Look through the material for lines with the word "time", and copy each one.
--- LISTED RECORDS ---
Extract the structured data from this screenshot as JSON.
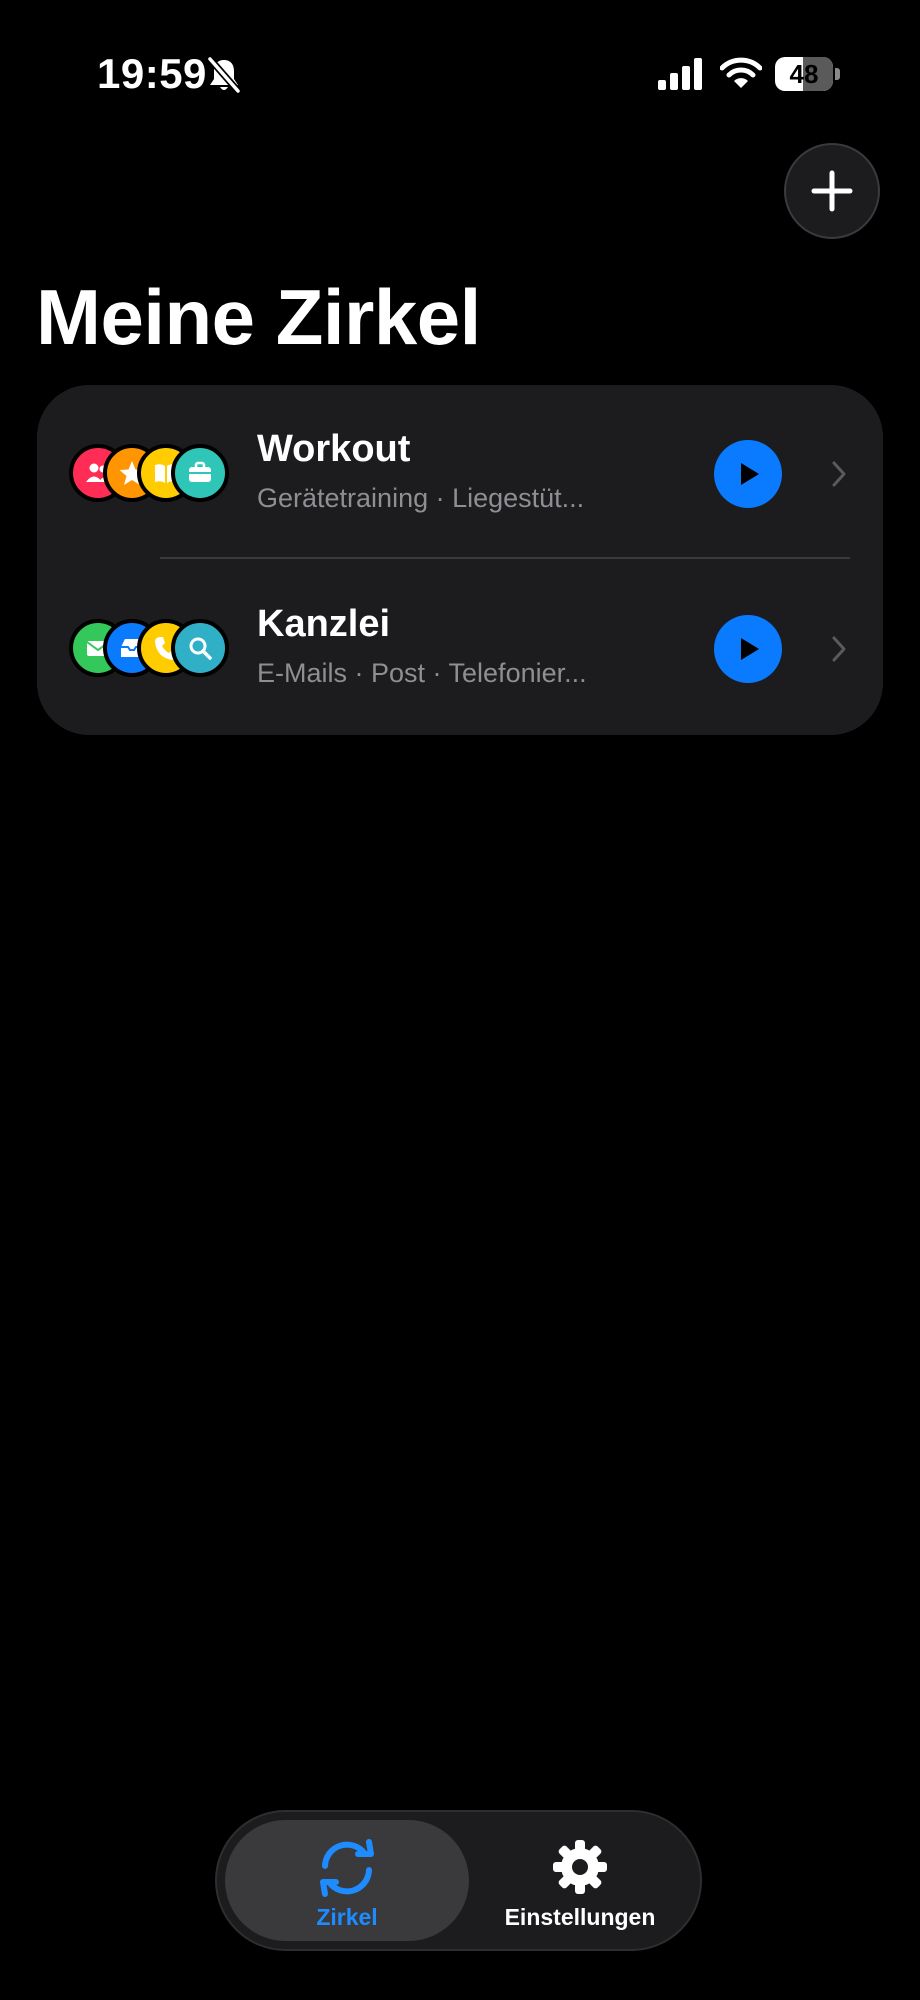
{
  "status_bar": {
    "time": "19:59",
    "battery_level": "48",
    "battery_fraction": 0.48,
    "icons": [
      "bell-slash-icon",
      "cellular-signal-icon",
      "wifi-icon",
      "battery-icon"
    ]
  },
  "header": {
    "title": "Meine Zirkel",
    "add_icon": "plus-icon"
  },
  "circles": [
    {
      "title": "Workout",
      "subtitle": "Gerätetraining · Liegestüt...",
      "icons": [
        {
          "name": "people-icon",
          "color": "#ff2d55"
        },
        {
          "name": "star-icon",
          "color": "#ff9500"
        },
        {
          "name": "book-icon",
          "color": "#ffcc00"
        },
        {
          "name": "briefcase-icon",
          "color": "#30c6b7"
        }
      ],
      "play_icon": "play-icon",
      "chevron_icon": "chevron-right-icon"
    },
    {
      "title": "Kanzlei",
      "subtitle": "E-Mails · Post · Telefonier...",
      "icons": [
        {
          "name": "mail-icon",
          "color": "#34c759"
        },
        {
          "name": "tray-icon",
          "color": "#0a7aff"
        },
        {
          "name": "phone-icon",
          "color": "#ffcc00"
        },
        {
          "name": "magnifier-icon",
          "color": "#30b0c7"
        }
      ],
      "play_icon": "play-icon",
      "chevron_icon": "chevron-right-icon"
    }
  ],
  "tab_bar": {
    "tabs": [
      {
        "label": "Zirkel",
        "icon": "cycle-arrows-icon",
        "selected": true
      },
      {
        "label": "Einstellungen",
        "icon": "gear-icon",
        "selected": false
      }
    ]
  },
  "colors": {
    "accent": "#0a7aff",
    "background": "#000000",
    "card": "#1c1c1e",
    "secondary_text": "#8e8e93"
  }
}
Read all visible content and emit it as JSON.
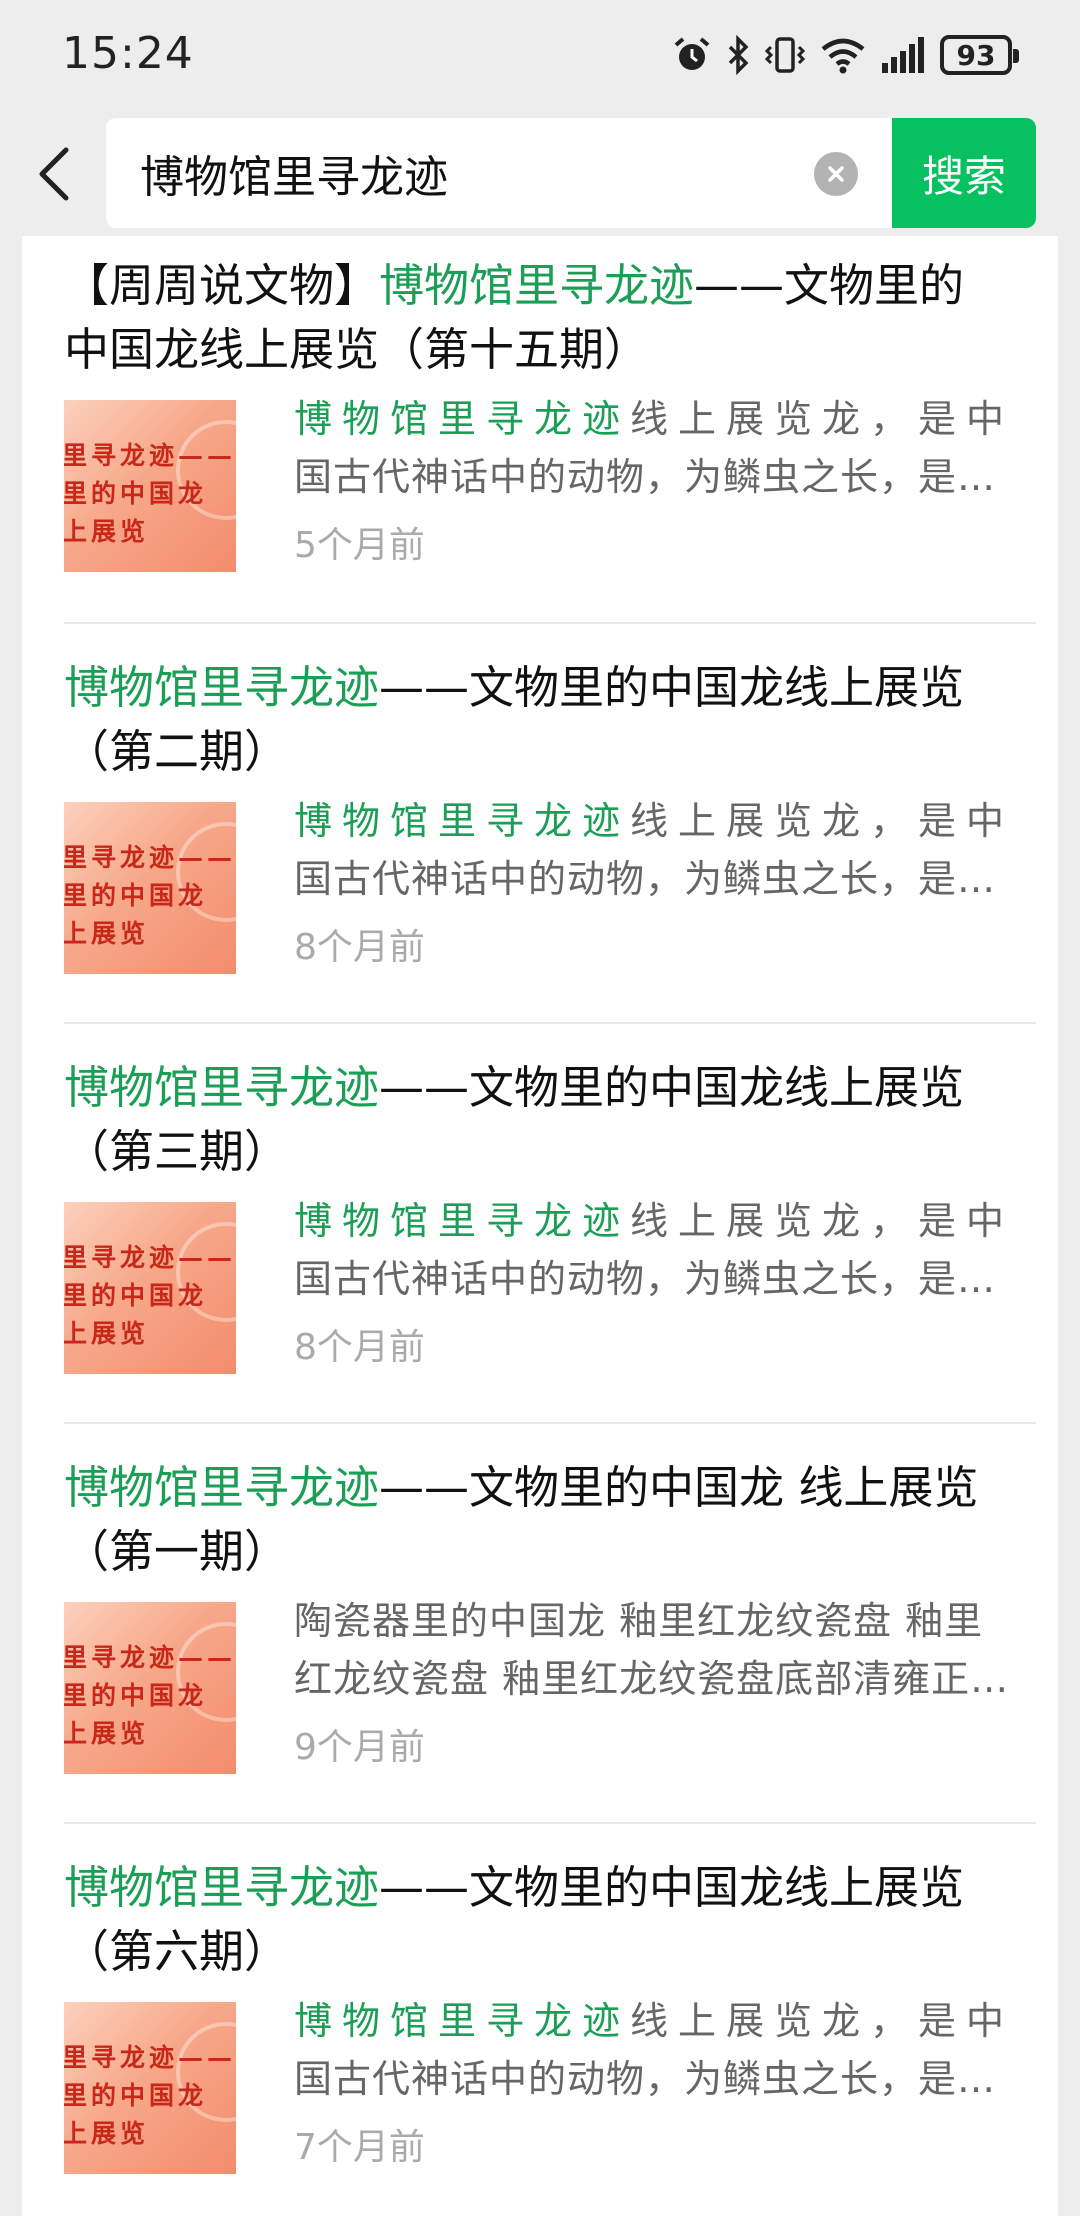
{
  "status_bar": {
    "time": "15:24",
    "battery": "93",
    "icons": [
      "alarm-icon",
      "bluetooth-icon",
      "vibrate-icon",
      "wifi-icon",
      "signal-icon",
      "battery-icon"
    ]
  },
  "search": {
    "query": "博物馆里寻龙迹",
    "button_label": "搜索"
  },
  "results": [
    {
      "title_prefix": "【周周说文物】",
      "title_highlight": "博物馆里寻龙迹",
      "title_line1_rest": "——文物里的",
      "title_line2": "中国龙线上展览（第十五期）",
      "snippet_highlight": "博物馆里寻龙迹",
      "snippet_line1_rest": "线上展览龙，是中",
      "snippet_line2": "国古代神话中的动物，为鳞虫之长，是…",
      "time": "5个月前"
    },
    {
      "title_prefix": "",
      "title_highlight": "博物馆里寻龙迹",
      "title_line1_rest": "——文物里的中国龙线上展览",
      "title_line2": "（第二期）",
      "snippet_highlight": "博物馆里寻龙迹",
      "snippet_line1_rest": "线上展览龙，是中",
      "snippet_line2": "国古代神话中的动物，为鳞虫之长，是…",
      "time": "8个月前"
    },
    {
      "title_prefix": "",
      "title_highlight": "博物馆里寻龙迹",
      "title_line1_rest": "——文物里的中国龙线上展览",
      "title_line2": "（第三期）",
      "snippet_highlight": "博物馆里寻龙迹",
      "snippet_line1_rest": "线上展览龙，是中",
      "snippet_line2": "国古代神话中的动物，为鳞虫之长，是…",
      "time": "8个月前"
    },
    {
      "title_prefix": "",
      "title_highlight": "博物馆里寻龙迹",
      "title_line1_rest": "——文物里的中国龙 线上展览",
      "title_line2": "（第一期）",
      "snippet_highlight": "",
      "snippet_line1_rest": "陶瓷器里的中国龙 釉里红龙纹瓷盘 釉里",
      "snippet_line2": "红龙纹瓷盘 釉里红龙纹瓷盘底部清雍正…",
      "time": "9个月前"
    },
    {
      "title_prefix": "",
      "title_highlight": "博物馆里寻龙迹",
      "title_line1_rest": "——文物里的中国龙线上展览",
      "title_line2": "（第六期）",
      "snippet_highlight": "博物馆里寻龙迹",
      "snippet_line1_rest": "线上展览龙，是中",
      "snippet_line2": "国古代神话中的动物，为鳞虫之长，是…",
      "time": "7个月前"
    }
  ],
  "thumbnail_text": [
    "里寻龙迹——",
    "里的中国龙",
    "上展览"
  ],
  "colors": {
    "accent_green": "#07c160",
    "highlight_green": "#1b9e55",
    "background": "#ededed"
  }
}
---
• **WRITTEN REPLY**
    "time": "19:59",
    "time": "15:24",
      "time": "5个月前"
      "time": "8个月前"
      "time": "8个月前"
      "time": "9个月前"
      "time": "7个月前"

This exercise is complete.